e thinnest wires today are not the sort of loopy cables that connect the power sockets in the walls, but are instead simply printed on circuit boards that are inside everything from your 65” flat-screen TV to the tiniest chip inside your smallest gadget. At just a few tens of micrometers wide, they are about the same width as human hair.
Now imagine a wire that is only three atoms wide, or about 1,000 times narrower than human hair. If it helps, think of the difference between a hair strand and a pencil, and apply that same difference in scale to the imaginary wire and the hair strand. Existing as practically a one-dimensional material, such a wire would have extraordinary properties.

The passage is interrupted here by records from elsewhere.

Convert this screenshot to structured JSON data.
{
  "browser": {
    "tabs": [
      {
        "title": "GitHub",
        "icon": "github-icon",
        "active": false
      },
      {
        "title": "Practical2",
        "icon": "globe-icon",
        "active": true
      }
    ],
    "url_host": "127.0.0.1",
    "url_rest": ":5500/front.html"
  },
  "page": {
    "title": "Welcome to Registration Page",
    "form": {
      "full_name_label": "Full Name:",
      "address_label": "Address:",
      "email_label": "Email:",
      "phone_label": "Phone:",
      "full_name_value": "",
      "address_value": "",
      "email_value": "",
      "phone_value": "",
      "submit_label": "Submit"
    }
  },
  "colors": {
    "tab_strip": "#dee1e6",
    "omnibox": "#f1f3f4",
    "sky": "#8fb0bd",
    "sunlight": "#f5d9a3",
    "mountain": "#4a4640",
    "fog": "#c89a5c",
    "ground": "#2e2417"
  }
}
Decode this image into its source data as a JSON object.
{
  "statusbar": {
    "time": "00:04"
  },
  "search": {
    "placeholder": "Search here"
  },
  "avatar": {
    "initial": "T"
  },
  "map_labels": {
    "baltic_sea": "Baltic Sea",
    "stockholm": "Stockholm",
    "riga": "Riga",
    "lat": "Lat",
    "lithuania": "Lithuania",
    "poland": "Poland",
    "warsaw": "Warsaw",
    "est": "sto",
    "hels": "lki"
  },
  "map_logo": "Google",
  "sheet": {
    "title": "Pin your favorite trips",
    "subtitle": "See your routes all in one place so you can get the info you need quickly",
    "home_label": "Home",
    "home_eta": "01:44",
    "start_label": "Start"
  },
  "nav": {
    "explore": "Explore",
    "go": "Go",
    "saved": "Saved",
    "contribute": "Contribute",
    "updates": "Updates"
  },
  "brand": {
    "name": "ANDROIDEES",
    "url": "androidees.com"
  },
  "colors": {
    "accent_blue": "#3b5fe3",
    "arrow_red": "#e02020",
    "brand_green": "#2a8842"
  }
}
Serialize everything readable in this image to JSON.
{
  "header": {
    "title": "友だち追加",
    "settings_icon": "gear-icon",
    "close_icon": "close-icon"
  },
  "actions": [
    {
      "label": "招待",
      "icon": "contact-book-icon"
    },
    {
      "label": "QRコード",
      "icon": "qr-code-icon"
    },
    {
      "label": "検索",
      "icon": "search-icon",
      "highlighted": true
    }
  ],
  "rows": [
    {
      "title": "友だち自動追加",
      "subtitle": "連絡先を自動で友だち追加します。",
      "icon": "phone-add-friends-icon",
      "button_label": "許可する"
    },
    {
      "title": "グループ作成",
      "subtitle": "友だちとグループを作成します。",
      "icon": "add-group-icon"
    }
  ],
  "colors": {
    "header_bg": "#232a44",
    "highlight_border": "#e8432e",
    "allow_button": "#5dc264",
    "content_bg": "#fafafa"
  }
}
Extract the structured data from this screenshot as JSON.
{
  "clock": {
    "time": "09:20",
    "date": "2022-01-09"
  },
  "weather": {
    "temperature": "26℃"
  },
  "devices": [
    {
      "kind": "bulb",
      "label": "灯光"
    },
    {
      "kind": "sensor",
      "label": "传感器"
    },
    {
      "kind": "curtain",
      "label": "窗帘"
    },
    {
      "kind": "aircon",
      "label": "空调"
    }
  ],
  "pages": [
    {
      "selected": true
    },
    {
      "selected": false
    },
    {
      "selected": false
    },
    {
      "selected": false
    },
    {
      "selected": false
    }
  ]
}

Scientists from Stanford University and the Department of Energy’s SLAC National Accelerator Laboratory have created such a wire using diamondoids, the smallest possible pieces of diamond. Using a combination of copper and sulfur known as a chalcogenide for a superconducting core and an insulating shell made of diamondoids, the nanowire assembles itself.